== TASK GOAL ==
Please copy every line of the records below that holds the word "description".
◇ ◇ ◇
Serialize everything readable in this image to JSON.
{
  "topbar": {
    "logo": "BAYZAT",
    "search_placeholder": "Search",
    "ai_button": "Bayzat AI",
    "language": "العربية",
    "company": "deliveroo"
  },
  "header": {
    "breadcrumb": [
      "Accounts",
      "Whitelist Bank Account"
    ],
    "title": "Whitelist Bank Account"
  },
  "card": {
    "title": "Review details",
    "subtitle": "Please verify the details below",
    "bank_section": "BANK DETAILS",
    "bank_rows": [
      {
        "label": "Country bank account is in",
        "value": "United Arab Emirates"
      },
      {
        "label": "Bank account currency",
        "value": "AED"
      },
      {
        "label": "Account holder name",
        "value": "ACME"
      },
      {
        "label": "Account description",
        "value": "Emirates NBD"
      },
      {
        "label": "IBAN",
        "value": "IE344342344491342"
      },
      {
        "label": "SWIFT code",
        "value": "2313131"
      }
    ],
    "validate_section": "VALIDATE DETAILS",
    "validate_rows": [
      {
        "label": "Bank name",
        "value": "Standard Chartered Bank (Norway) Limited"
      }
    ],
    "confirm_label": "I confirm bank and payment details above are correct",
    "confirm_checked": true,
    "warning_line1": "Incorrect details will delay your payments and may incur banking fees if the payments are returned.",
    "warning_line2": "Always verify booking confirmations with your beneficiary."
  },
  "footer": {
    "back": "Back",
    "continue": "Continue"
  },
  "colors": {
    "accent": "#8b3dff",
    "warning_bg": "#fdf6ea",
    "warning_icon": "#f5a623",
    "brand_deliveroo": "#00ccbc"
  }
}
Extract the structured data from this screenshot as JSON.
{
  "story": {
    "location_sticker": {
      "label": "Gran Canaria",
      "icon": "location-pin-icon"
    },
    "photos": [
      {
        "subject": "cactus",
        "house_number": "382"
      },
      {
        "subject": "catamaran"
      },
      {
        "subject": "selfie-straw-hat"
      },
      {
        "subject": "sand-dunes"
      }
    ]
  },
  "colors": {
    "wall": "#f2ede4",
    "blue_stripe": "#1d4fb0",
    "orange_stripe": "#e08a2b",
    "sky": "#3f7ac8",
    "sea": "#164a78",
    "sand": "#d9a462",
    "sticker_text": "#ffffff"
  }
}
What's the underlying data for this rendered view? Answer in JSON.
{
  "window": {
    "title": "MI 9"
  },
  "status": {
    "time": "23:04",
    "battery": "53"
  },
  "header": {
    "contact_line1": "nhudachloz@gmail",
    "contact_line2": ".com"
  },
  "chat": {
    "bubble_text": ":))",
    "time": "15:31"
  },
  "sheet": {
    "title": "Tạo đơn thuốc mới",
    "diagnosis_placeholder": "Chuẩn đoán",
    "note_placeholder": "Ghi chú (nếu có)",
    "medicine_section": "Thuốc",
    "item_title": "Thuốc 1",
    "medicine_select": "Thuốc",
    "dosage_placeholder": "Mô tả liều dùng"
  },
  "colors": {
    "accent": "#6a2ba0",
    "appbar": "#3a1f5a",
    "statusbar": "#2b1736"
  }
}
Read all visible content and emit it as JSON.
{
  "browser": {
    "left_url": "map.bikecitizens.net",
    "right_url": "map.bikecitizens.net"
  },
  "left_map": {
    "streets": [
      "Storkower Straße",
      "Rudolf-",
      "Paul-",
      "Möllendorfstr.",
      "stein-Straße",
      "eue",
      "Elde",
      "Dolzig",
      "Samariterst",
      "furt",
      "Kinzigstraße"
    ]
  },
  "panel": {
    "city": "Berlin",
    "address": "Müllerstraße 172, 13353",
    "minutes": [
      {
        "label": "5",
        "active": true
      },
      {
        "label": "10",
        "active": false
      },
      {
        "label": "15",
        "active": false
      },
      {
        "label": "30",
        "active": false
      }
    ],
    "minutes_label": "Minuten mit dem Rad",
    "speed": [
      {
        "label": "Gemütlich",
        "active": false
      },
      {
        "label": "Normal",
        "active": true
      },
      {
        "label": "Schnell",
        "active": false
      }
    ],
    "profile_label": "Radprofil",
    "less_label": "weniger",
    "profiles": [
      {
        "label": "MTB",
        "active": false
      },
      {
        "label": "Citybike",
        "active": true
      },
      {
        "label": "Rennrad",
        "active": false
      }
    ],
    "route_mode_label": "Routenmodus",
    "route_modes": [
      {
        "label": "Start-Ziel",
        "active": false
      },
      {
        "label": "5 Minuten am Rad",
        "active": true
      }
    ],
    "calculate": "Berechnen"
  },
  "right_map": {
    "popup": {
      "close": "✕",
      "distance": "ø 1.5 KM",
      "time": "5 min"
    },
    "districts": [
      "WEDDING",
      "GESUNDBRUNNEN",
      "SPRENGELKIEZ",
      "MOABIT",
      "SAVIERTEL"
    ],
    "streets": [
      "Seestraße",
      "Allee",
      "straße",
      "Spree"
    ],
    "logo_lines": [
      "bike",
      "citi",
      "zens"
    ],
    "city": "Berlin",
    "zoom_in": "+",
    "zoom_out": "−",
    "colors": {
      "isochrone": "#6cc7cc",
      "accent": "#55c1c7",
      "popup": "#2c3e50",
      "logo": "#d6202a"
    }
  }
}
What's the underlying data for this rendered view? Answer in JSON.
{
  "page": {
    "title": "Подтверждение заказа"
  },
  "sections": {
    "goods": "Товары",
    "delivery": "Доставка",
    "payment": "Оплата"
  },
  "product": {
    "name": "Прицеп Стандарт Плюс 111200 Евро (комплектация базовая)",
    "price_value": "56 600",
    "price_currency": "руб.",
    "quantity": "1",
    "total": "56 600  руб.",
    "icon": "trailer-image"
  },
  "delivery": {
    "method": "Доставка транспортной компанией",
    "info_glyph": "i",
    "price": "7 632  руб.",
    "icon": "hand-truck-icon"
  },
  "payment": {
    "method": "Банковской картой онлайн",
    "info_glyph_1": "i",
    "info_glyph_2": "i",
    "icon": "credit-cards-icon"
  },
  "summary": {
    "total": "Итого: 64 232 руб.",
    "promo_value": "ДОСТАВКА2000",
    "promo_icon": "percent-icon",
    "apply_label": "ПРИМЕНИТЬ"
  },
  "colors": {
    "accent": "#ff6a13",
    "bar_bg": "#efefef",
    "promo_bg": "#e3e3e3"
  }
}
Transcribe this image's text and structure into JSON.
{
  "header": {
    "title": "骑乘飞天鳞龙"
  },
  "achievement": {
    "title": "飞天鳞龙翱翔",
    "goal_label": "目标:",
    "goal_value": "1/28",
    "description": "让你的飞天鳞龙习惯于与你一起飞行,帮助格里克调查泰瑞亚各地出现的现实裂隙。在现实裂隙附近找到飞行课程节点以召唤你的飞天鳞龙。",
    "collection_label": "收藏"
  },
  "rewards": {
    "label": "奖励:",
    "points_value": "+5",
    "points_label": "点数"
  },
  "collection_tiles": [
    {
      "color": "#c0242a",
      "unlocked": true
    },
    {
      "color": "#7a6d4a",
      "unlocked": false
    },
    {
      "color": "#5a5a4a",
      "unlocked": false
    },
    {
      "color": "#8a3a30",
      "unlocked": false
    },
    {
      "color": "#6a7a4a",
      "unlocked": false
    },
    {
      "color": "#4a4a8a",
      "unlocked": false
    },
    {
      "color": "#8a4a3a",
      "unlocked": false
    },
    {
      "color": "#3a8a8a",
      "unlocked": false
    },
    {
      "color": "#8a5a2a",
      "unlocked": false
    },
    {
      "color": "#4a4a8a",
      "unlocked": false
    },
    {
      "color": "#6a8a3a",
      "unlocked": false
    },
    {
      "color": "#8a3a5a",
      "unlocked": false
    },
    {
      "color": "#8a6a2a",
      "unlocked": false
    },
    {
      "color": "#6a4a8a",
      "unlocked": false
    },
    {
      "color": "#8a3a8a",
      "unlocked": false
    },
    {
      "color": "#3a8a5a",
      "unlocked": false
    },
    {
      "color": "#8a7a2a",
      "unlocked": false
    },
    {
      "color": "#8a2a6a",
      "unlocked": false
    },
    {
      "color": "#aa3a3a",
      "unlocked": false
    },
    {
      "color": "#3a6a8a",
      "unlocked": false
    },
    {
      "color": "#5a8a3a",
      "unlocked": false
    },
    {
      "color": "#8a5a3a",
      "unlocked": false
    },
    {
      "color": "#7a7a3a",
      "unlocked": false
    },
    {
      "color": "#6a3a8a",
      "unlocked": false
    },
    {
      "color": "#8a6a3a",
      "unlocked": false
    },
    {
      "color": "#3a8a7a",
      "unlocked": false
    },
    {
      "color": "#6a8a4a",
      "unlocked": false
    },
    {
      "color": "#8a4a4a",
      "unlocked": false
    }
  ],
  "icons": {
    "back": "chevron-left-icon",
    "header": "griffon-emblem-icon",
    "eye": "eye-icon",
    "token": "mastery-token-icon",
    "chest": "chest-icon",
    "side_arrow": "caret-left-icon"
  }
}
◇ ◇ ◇
== TASK OUTPUT ==
        "label": "Account description",
    "description": "让你的飞天鳞龙习惯于与你一起飞行,帮助格里克调查泰瑞亚各地出现的现实裂隙。在现实裂隙附近找到飞行课程节点以召唤你的飞天鳞龙。",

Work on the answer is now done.